[Opening Data to examine section]

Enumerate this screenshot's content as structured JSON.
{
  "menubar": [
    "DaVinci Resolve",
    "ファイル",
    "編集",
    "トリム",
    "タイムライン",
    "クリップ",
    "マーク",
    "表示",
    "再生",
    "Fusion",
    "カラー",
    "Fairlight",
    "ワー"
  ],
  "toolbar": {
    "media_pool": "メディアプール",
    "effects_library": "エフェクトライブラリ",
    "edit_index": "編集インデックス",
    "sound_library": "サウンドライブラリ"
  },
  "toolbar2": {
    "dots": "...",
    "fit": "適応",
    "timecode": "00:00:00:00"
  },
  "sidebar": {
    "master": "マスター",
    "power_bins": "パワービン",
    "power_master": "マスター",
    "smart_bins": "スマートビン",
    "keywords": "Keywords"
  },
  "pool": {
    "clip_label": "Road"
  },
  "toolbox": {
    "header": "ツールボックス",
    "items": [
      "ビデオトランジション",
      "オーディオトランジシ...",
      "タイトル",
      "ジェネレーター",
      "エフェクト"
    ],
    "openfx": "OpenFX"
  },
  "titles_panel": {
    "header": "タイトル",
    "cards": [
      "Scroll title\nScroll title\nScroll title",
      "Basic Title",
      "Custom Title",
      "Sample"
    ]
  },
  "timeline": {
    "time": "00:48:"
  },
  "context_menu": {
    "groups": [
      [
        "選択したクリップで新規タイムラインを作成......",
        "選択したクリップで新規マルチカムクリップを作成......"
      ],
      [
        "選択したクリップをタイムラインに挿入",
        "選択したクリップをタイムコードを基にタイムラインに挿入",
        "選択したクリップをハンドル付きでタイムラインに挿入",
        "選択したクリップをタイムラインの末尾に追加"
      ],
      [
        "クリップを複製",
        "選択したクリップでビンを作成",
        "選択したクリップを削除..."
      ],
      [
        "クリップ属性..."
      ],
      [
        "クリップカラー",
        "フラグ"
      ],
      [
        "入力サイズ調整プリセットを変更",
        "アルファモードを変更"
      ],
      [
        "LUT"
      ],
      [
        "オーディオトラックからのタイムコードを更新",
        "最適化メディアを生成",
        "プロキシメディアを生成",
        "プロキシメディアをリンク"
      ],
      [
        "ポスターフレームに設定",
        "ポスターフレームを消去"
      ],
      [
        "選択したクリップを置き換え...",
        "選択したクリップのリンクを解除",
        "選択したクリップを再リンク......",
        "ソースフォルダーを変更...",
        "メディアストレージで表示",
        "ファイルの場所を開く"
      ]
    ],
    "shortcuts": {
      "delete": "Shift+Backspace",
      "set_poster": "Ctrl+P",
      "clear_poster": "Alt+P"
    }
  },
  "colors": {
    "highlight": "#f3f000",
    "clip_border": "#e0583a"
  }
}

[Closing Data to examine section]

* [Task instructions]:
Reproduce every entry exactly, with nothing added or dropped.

* [Reply]:
Enumerate this screenshot's content as structured JSON.
{
  "menubar": [
    "DaVinci Resolve",
    "ファイル",
    "編集",
    "トリム",
    "タイムライン",
    "クリップ",
    "マーク",
    "表示",
    "再生",
    "Fusion",
    "カラー",
    "Fairlight",
    "ワー"
  ],
  "toolbar": {
    "media_pool": "メディアプール",
    "effects_library": "エフェクトライブラリ",
    "edit_index": "編集インデックス",
    "sound_library": "サウンドライブラリ"
  },
  "toolbar2": {
    "dots": "...",
    "fit": "適応",
    "timecode": "00:00:00:00"
  },
  "sidebar": {
    "master": "マスター",
    "power_bins": "パワービン",
    "power_master": "マスター",
    "smart_bins": "スマートビン",
    "keywords": "Keywords"
  },
  "pool": {
    "clip_label": "Road"
  },
  "toolbox": {
    "header": "ツールボックス",
    "items": [
      "ビデオトランジション",
      "オーディオトランジシ...",
      "タイトル",
      "ジェネレーター",
      "エフェクト"
    ],
    "openfx": "OpenFX"
  },
  "titles_panel": {
    "header": "タイトル",
    "cards": [
      "Scroll title\nScroll title\nScroll title",
      "Basic Title",
      "Custom Title",
      "Sample"
    ]
  },
  "timeline": {
    "time": "00:48:"
  },
  "context_menu": {
    "groups": [
      [
        "選択したクリップで新規タイムラインを作成......",
        "選択したクリップで新規マルチカムクリップを作成......"
      ],
      [
        "選択したクリップをタイムラインに挿入",
        "選択したクリップをタイムコードを基にタイムラインに挿入",
        "選択したクリップをハンドル付きでタイムラインに挿入",
        "選択したクリップをタイムラインの末尾に追加"
      ],
      [
        "クリップを複製",
        "選択したクリップでビンを作成",
        "選択したクリップを削除..."
      ],
      [
        "クリップ属性..."
      ],
      [
        "クリップカラー",
        "フラグ"
      ],
      [
        "入力サイズ調整プリセットを変更",
        "アルファモードを変更"
      ],
      [
        "LUT"
      ],
      [
        "オーディオトラックからのタイムコードを更新",
        "最適化メディアを生成",
        "プロキシメディアを生成",
        "プロキシメディアをリンク"
      ],
      [
        "ポスターフレームに設定",
        "ポスターフレームを消去"
      ],
      [
        "選択したクリップを置き換え...",
        "選択したクリップのリンクを解除",
        "選択したクリップを再リンク......",
        "ソースフォルダーを変更...",
        "メディアストレージで表示",
        "ファイルの場所を開く"
      ]
    ],
    "shortcuts": {
      "delete": "Shift+Backspace",
      "set_poster": "Ctrl+P",
      "clear_poster": "Alt+P"
    }
  },
  "colors": {
    "highlight": "#f3f000",
    "clip_border": "#e0583a"
  }
}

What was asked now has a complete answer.